Continuing our impromptu quest through old cookbooks, this (past) week I started with some recipes/menus from
Electric Refrigerator Recipes and Menus
Specially Prepared for the General Electric Refrigerator
Miss Alice Bradley
Principal of Miss Farmer’s School of Cookery,
Cooking Editor of Woman’s Home Companion,
Author of: Cooking for Profit, Candy Cook Book, For Luncheon and Supper Guests
that sold for a whopping $2 back in 1927 (I found it in a friend’s used bookstore 8 or so years ago). The recipes in this book are, Â you guessed it, mostly of things that require refrigeration or freezing, but there are also a whole slew of menus that Miss Bradley just expects you to already have a reference for or have in another cookbook in your home. Not like you could just Google it back in ’27, though I can’t tell you how glad I am that we have that capability as I was really curious what in the world an “English Monkey with Crackers” (one of her After-Theater Lunches) might be. Turns out it’s the same thing as Welsh Rarebit, which she lists on a Family Supper Menu a few pages prior, so maybe Miss Bradley was just trying to keep things interesting.
At any rate, Monday I made her Frozen Lobster Salad and paired it with Garlic Cheese Rolls. Far from the usual seafood salad we’d make with just mayo and veggies, this one used a bit of white sauce, gelatin, and whipped heavy cream in, in addition to mayonnaise. While it seems like an awful lot to do just for a seafood salad, and it’s only seasoned with salt and nutmeg, it was very tasty and, thanks to the gelatin, held up exceptionally well for leftovers. I’d probably add some diced celery or bell pepper to this to add some color and crunch, if I made it again.
The biscuits were just the basic recipe from the box of gluten-free Bisquick (Bisquick was invented in 1930, apparently, so it’s not a complete anachronism to pair with the 1927 salad) with some garlic oil and a healthy dose of shredded Cheddar added.

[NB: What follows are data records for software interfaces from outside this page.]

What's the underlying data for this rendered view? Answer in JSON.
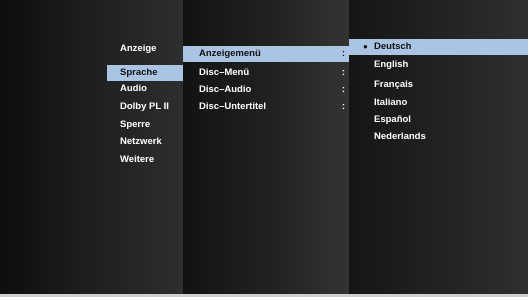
{
  "left_menu": {
    "items": [
      {
        "label": "Anzeige",
        "selected": false
      },
      {
        "label": "Sprache",
        "selected": true
      },
      {
        "label": "Audio",
        "selected": false
      },
      {
        "label": "Dolby PL II",
        "selected": false
      },
      {
        "label": "Sperre",
        "selected": false
      },
      {
        "label": "Netzwerk",
        "selected": false
      },
      {
        "label": "Weitere",
        "selected": false
      }
    ]
  },
  "mid_menu": {
    "separator": ":",
    "items": [
      {
        "label": "Anzeigemenü",
        "selected": true
      },
      {
        "label": "Disc–Menü",
        "selected": false
      },
      {
        "label": "Disc–Audio",
        "selected": false
      },
      {
        "label": "Disc–Untertitel",
        "selected": false
      }
    ]
  },
  "right_menu": {
    "bullet": "●",
    "items": [
      {
        "label": "Deutsch",
        "selected": true
      },
      {
        "label": "English",
        "selected": false
      },
      {
        "label": "Français",
        "selected": false
      },
      {
        "label": "Italiano",
        "selected": false
      },
      {
        "label": "Español",
        "selected": false
      },
      {
        "label": "Nederlands",
        "selected": false
      }
    ]
  },
  "colors": {
    "highlight": "#aac4e4",
    "text": "#ffffff",
    "selected_text": "#111111"
  }
}
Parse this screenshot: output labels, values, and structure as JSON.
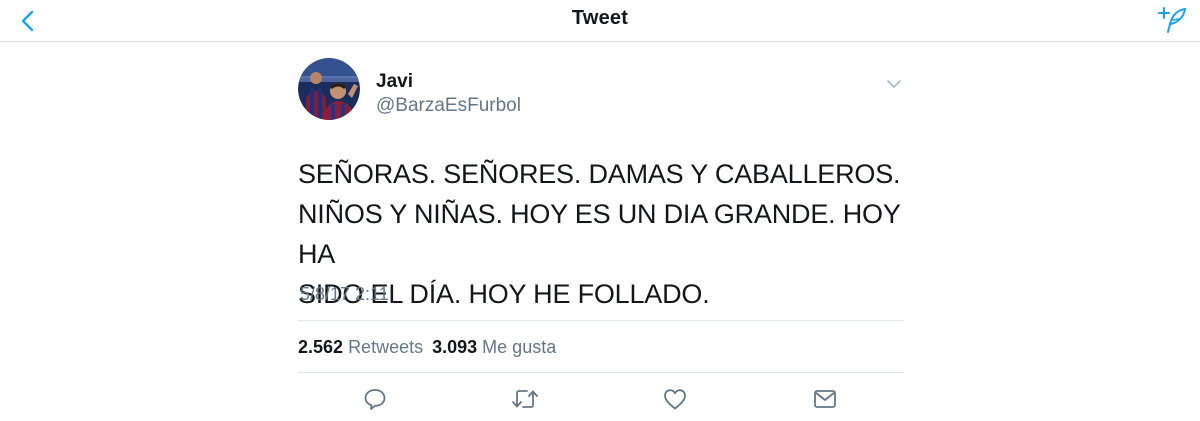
{
  "navbar": {
    "title": "Tweet",
    "back_icon": "chevron-left-icon",
    "compose_icon": "compose-tweet-icon",
    "accent_color": "#1da1f2"
  },
  "tweet": {
    "author": {
      "display_name": "Javi",
      "handle": "@BarzaEsFurbol"
    },
    "text_lines": [
      "SEÑORAS. SEÑORES. DAMAS Y CABALLEROS.",
      "NIÑOS Y NIÑAS. HOY ES UN DIA GRANDE. HOY HA",
      "SIDO EL DÍA. HOY HE FOLLADO."
    ],
    "timestamp": "5/8/17 2:11",
    "stats": {
      "retweets_count": "2.562",
      "retweets_label": "Retweets",
      "likes_count": "3.093",
      "likes_label": "Me gusta"
    },
    "actions": [
      "reply-icon",
      "retweet-icon",
      "like-icon",
      "direct-message-icon"
    ]
  },
  "colors": {
    "text_primary": "#14171a",
    "text_secondary": "#657786",
    "icon_gray": "#657786",
    "divider": "#e1e8ed"
  }
}
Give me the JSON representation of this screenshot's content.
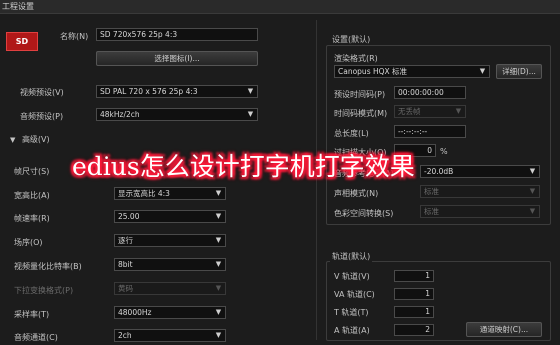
{
  "window": {
    "title": "工程设置"
  },
  "badge": {
    "text": "SD"
  },
  "left": {
    "name_label": "名称(N)",
    "name_value": "SD 720x576 25p 4:3",
    "select_preset_button": "选择图标(I)...",
    "video_preset_label": "视频预设(V)",
    "video_preset_value": "SD PAL 720 x 576 25p 4:3",
    "audio_preset_label": "音频预设(P)",
    "audio_preset_value": "48kHz/2ch",
    "advanced_label": "高级(V)",
    "rows": [
      {
        "label": "帧尺寸(S)",
        "value": "",
        "dim": false,
        "type": "none"
      },
      {
        "label": "宽高比(A)",
        "value": "显示宽高比 4:3",
        "dim": false,
        "type": "select"
      },
      {
        "label": "帧速率(R)",
        "value": "25.00",
        "dim": false,
        "type": "select"
      },
      {
        "label": "场序(O)",
        "value": "逐行",
        "dim": false,
        "type": "select"
      },
      {
        "label": "视频量化比特率(B)",
        "value": "8bit",
        "dim": false,
        "type": "select"
      },
      {
        "label": "下拉变换格式(P)",
        "value": "黄码",
        "dim": true,
        "type": "select"
      },
      {
        "label": "采样率(T)",
        "value": "48000Hz",
        "dim": false,
        "type": "select"
      },
      {
        "label": "音频通道(C)",
        "value": "2ch",
        "dim": false,
        "type": "select"
      }
    ]
  },
  "settings_group": {
    "title": "设置(默认)",
    "render_format_label": "渲染格式(R)",
    "render_format_value": "Canopus HQX 标准",
    "details_button": "详细(D)...",
    "preset_timecode_label": "预设时间码(P)",
    "preset_timecode_value": "00:00:00:00",
    "timecode_mode_label": "时间码模式(M)",
    "timecode_mode_value": "无丢帧",
    "total_length_label": "总长度(L)",
    "total_length_value": "--:--:--:--",
    "overscan_label": "过扫描大小(O)",
    "overscan_value": "0",
    "overscan_unit": "%",
    "audio_ref_label": "音频参考电平(A)",
    "audio_ref_value": "-20.0dB",
    "channel_mode_label": "声相模式(N)",
    "channel_mode_value": "标准",
    "color_space_label": "色彩空间转换(S)",
    "color_space_value": "标准"
  },
  "tracks_group": {
    "title": "轨道(默认)",
    "rows": [
      {
        "label": "V 轨道(V)",
        "value": "1"
      },
      {
        "label": "VA 轨道(C)",
        "value": "1"
      },
      {
        "label": "T 轨道(T)",
        "value": "1"
      },
      {
        "label": "A 轨道(A)",
        "value": "2"
      }
    ],
    "channel_map_button": "通道映射(C)..."
  },
  "overlay": {
    "text": "edius怎么设计打字机打字效果",
    "color": "#ff1a3a"
  }
}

On Tuesday I used one of her dinner menus and just, as homemakers of her day would have, used the recipes or knowledge I had on hand. The Hamburg Steak was simply seasoned ground beef (salt, pepper, garlic oil, paprika, Worcestershire sauce) formed into rectangular patties and cooked on the stove. I made a gravy with beef base, a little red wine, and a cornstarch slurry after the first sides browned. The mashed potatoes were fairly basic mashed potatoes with butter and milk, and the creamed cabbage was boiled cabbage combined with a white sauce.
Now, Todd and I are cabbage fans, but most of the year we eat it as coleslaw unless it’s New Year’s Day or St. Patrick’s Day, you know? We were both pleasantly surprised at how much we enjoyed the creamed cabbage, to the point that I could have eaten just that and been perfectly content for the night. It’s worth noting that, in making the very simple white sauce, I did add some chicken soup base for flavor, and I think that helped a lot. Creamed cabbage could well end up on our table again, though, thanks to this culinary trip through history.
We already talked about Wednesday night, the night we had cake for dinner, and I still do not regret that decision one little bit. It was smart of me to put it mid-week, when the urge to cook is often weaker anyway, and it also helped that we were “ahead” on lunches so that we weren’t needing to get take out for lunch the next day, that sort of thing.
Thursday we returned to the present with one of our freezer meals: Pork and Veggies over rice. Instead of crocking it, I just put it on the stove to simmer while the rice cooked and that was plenty of time on the stove. While it’s not technically a stir fry, it’s similar enough that I thought some Yum-Yum sauce might go well on it (and I was right).
On Friday we took advantage of some gift cards we had and went to Longhorn for dinner and have delicious calamari in a sweet chili sauce along with our steaks and potatoes.
Finally, on Saturday, I decided to go back to the River Road Recipes cookbook, because I hadn’t made anything from the poultry chapter, and I made Brunswick Stew.
I’ve never actually been a fan of Brunswick Stew, but Todd likes it and I thought it might be better if I made it to determine why I didn’t like it or, hopefully, that I’d like it better if it was homemade. After 2 hours and a bit it was done and I was so hot and tired from doing laundry that a thick chicken stew didn’t seem all that appealing, but I ended up enjoying it and Todd had two helpings (so I must have done something right!).
Sunday was going to be breakfast for dinner, but we both had been grazing throughout the afternoon and just didn’t feel like an official meal. Since we had leftovers in the fridge we declared it a fend for yourself night, so there’s nothing really to show.
I now have a decision to make, and that’s where to go for next week’s menu. Do I a) grab the reproduction of a Civil War-era cookbook I picked up at the St Augustine Fort a few years back or do I b) raid the 1973ish Betty Crocker recipe card collection sitting on my shelf. I mean, both are potential gold mines–what would you be more interested in seeing, hmm?